A comet is a piece of space debris made mostly of frozen gas, while an asteroid is a piece of rock most commonly found in the Asteroid Belt, a collection of asteroids between Mars and Jupiter, according to CNN weather correspondent Chad Myers.
The odds of an asteroid with a diameter of at least 6.2 miles causing a Chicxulub impact event is one in every 350 million years, according to the study. Long-period comets — comets with an orbit of more than 200 years — that are capable of the Chicxulub event are significantly rarer, with one occurring every 3.8 to 11 billion years, the study found.
The comet’s potential path

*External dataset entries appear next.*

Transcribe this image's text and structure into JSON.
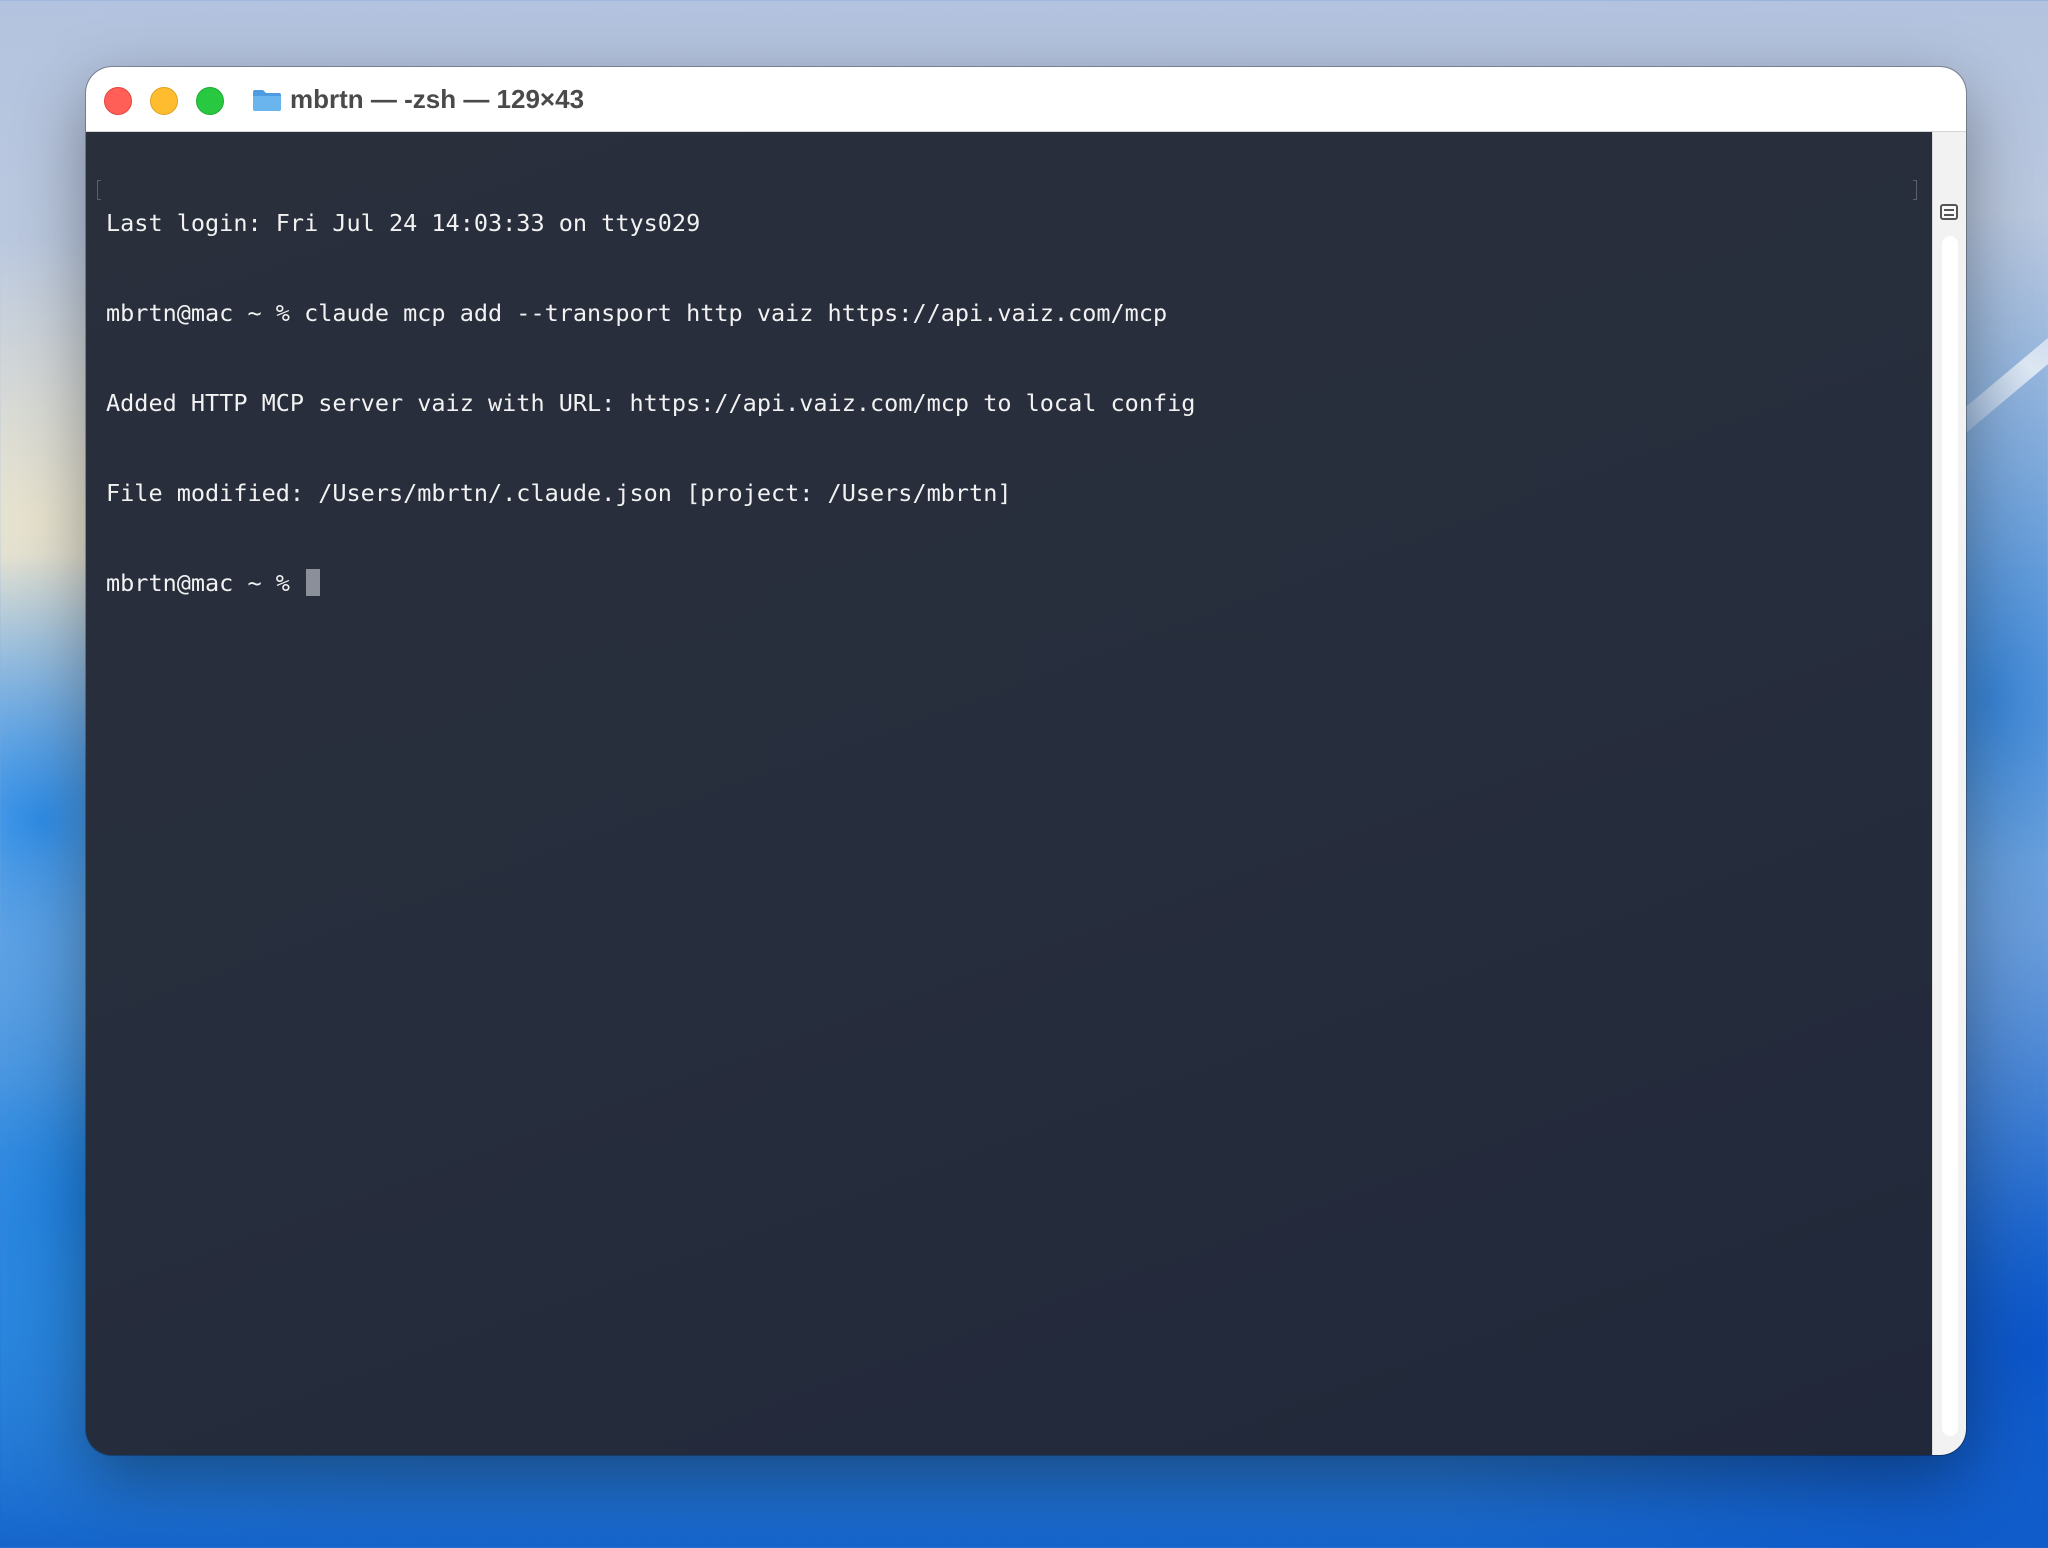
{
  "window": {
    "title": "mbrtn — -zsh — 129×43",
    "controls": {
      "close": "close",
      "minimize": "minimize",
      "maximize": "zoom"
    }
  },
  "terminal": {
    "lines": [
      "Last login: Fri Jul 24 14:03:33 on ttys029",
      "mbrtn@mac ~ % claude mcp add --transport http vaiz https://api.vaiz.com/mcp",
      "Added HTTP MCP server vaiz with URL: https://api.vaiz.com/mcp to local config",
      "File modified: /Users/mbrtn/.claude.json [project: /Users/mbrtn]"
    ],
    "prompt": "mbrtn@mac ~ % "
  },
  "colors": {
    "terminal_bg": "#272d3b",
    "terminal_fg": "#f2f2f2",
    "close": "#ff5f57",
    "minimize": "#febc2e",
    "maximize": "#28c840",
    "folder": "#5aa8e6"
  },
  "icons": {
    "title_icon": "folder-icon",
    "scroll_toggle": "list-icon"
  }
}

The researchers offer a scenario for how the comet could have beaten those long-shot odds.
As the comet traveled to the center of the solar system from the Oort Cloud, Jupiter’s gravitational force could have given it a boost so it had enough speed to reach the sun, according to Loeb.
“Jupiter acts just like a pinball machine,” Loeb said. “When something comes close to it, it can give it a kick.”
Upon reaching the sun, the sun’s gravitational force could have broken the comet into multiple pieces, he said. With more comet pieces, it’s 10 times more likely the comet would hit Earth as the pieces moved away from the sun, according to Loeb.
Other researchers disagree
Other researchers did not agree with the new study’s findings and still say several clues point to an asteroid creating the Chicxulub crater.
For one, Iridium — along with a handful of other chemical elements — was found scattered around the globe after the impact, said David Kring, principal scientist at the Lunar and Planetary Institute in Houston, who was not involved with the comet study.
Kring said the proportions of those elements are the same proportions seen in meteorite samples of asteroids.
The comet piece would have also been too small to make a crater of that size, said Natalia Artemieva, senior scientist at the Planetary Science Institute, who also was not involved in the study.
The study estimated the size of the comet piece to be about 4 miles wide, and Artemieva argued the comet would need to be at least 7.5 miles wide to make a crater the size of Chicxulub. With the small comet piece, she said, “it is absolutely impossible,” and the crater size from the impact would be at least half the size.
Kring also noted that how often an asteroid or comet hits Earth to create such an impact is statistically insignificant.
It doesn’t matter if it’s approximately “once every 350 million years and we had an event 66 million years ago,” because statistically, that would be the one occurrence in the 350-million-year time span, he said.
Researchers also have a plethora of asteroid samples to study compared to comets, Kring said.
“There’s absolutely no evidence that proves their model is incorrect, but on the other hand, there is a lot of evidence that is still pointing to an asteroid being the most likely impactor,” Kring said.
Loeb said he’s interested in searching for remaining comet pieces from the breakup to verify his theory.